“To make him comfortable” the nurse offered.

“To render him unreachable” John Jr. thought.

As so he sat at his father’s right side; his sister on the left. They took turns talking to the man who had given them every bit of life he could.

“I love you, Daddy!” his sister Louise whispered to her un-hearing father.

John smiled at the sentiment. But the reality hit him sharply. He couldn’t remember the last time he and his father had exchanged such words. It just wasn’t the way the men in his family handled things, he thought. He surely knows, J.P. thought.

Hours spent clamped to their father’s bony hands, black with necrosis and faintly gripping back. Breathing was a chore he had no energy to undertake, but it kept insinuating itself into his routine.

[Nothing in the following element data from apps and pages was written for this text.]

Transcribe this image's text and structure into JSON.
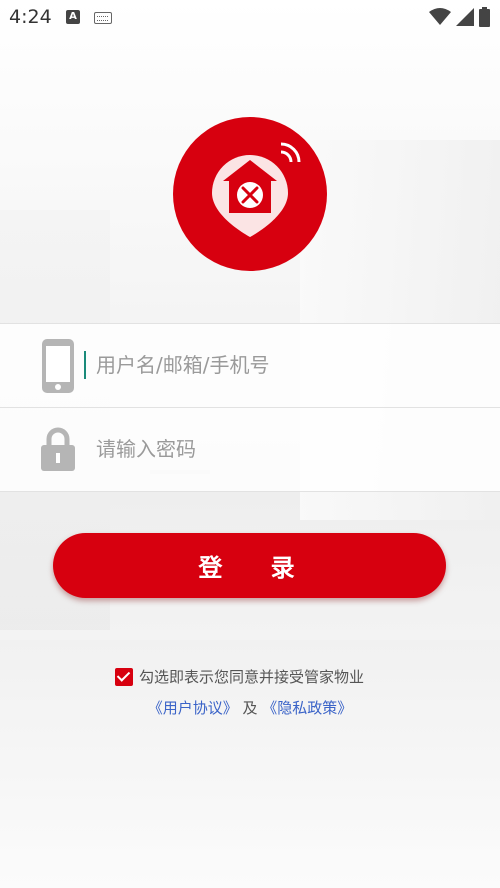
{
  "status_bar": {
    "time": "4:24",
    "a_icon": "A"
  },
  "login_form": {
    "username_placeholder": "用户名/邮箱/手机号",
    "password_placeholder": "请输入密码",
    "login_label": "登 录"
  },
  "agreement": {
    "checked": true,
    "text": "勾选即表示您同意并接受管家物业",
    "user_agreement": "《用户协议》",
    "and": " 及 ",
    "privacy_policy": "《隐私政策》"
  },
  "colors": {
    "brand": "#d7000f",
    "link": "#3a63c8"
  }
}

The elder John gagged and gurgled. His children thought it was his last gasp. They held their own breath as well. But his chest fell and rose again. Still erratic, but still expelled.

John Panella, Sr.’s face was ashen and his eyes occupied deep depressions in his skull. His lips were turning blue and his hands were cold and still. His eyes flashed momentarily and a slight smile graced his face. His chest rose one last time ending in a long drawn-out exhalation. His last breath.

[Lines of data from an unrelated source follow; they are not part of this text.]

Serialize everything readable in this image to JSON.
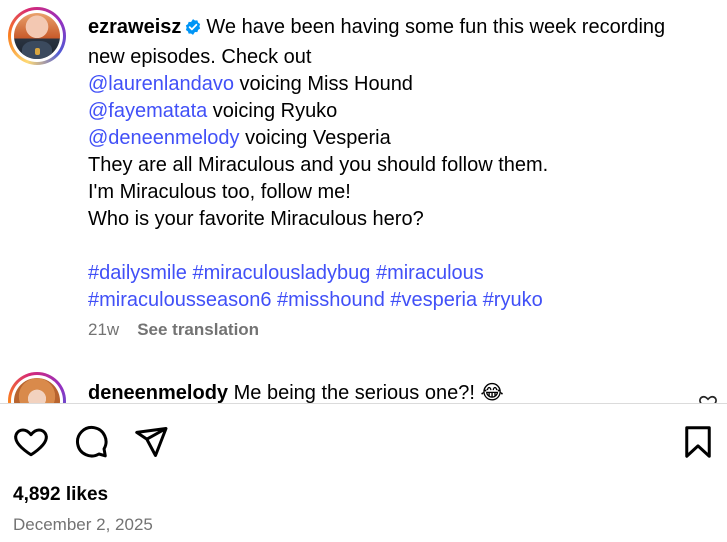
{
  "post": {
    "username": "ezraweisz",
    "verified": true,
    "lines": {
      "l1": "We have been having some fun this week recording",
      "l2": "new episodes. Check out",
      "m1": "@laurenlandavo",
      "m1_text": " voicing Miss Hound",
      "m2": "@fayematata",
      "m2_text": " voicing Ryuko",
      "m3": "@deneenmelody",
      "m3_text": " voicing Vesperia",
      "l6": "They are all Miraculous and you should follow them.",
      "l7": "I'm Miraculous too, follow me!",
      "l8": "Who is your favorite Miraculous hero?"
    },
    "hashtags_line1": [
      "#dailysmile",
      "#miraculousladybug",
      "#miraculous"
    ],
    "hashtags_line2": [
      "#miraculousseason6",
      "#misshound",
      "#vesperia",
      "#ryuko"
    ],
    "age": "21w",
    "see_translation": "See translation"
  },
  "comment": {
    "username": "deneenmelody",
    "text": "Me being the serious one?! 😂"
  },
  "actions": {
    "like_icon": "heart-icon",
    "comment_icon": "comment-icon",
    "share_icon": "share-icon",
    "save_icon": "bookmark-icon"
  },
  "stats": {
    "likes": "4,892 likes",
    "date": "December 2, 2025"
  },
  "colors": {
    "link": "#4150f7",
    "muted": "#737373",
    "verified": "#0095f6"
  }
}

J.P. noticed that death felt the same as life did mere moments ago. His father’s battle was over. He needed not fight any longer. Now John Jr. and his sister could breathe easier.

The young man leaned close to his father’s right ear to whisper what had always remained unsaid.

 

Copyright © Walter J. Wojtanik – 2012

EXTINGUISHING THE FLAME

Simeon Kimbuutu knew the time had come. This was his personal finish line. His last Olympic Games. At 47 years of age, Simeon had accomplished all he could in his storied career as a long distance runner. He was a national hero in his country. The small African Nation of Calderone could never be more proud of their native son. Kimbuutu had won his share of medals. But he saw his last chance slipping away.

The runners from Kenya and Ethiopia were very strong and had dominated the sport since Simeon’s last gold medal finish. The Calderone harrier didn’t think he stood a chance against them now.

He had been slated to run the second heat of his event. His stretched his tight muscles, not truly getting relief or confidence. Simeon stood with his hands on his hips and looked around at the throng of spectators.

Bright banners were sparsely scattered throughout the stadium. The cacophonous roar filled his head, but did nothing to motivate Simeon. At that moment, all previous medals slipped from his memory. All the training he had done still left him ill-prepared for the fray. Being the oldest competitor in this young man’s sport had Kimbuutu feeling old.

Simeon looked to the end of the Paladia where the caldron stood ablaze. But, all he saw was an impossible feat. He held no passion. His feet felt like they had been cemented to the track. The starter called the runners to position.

But Simeon Kimbuutu had nothing left. He had lost his fire.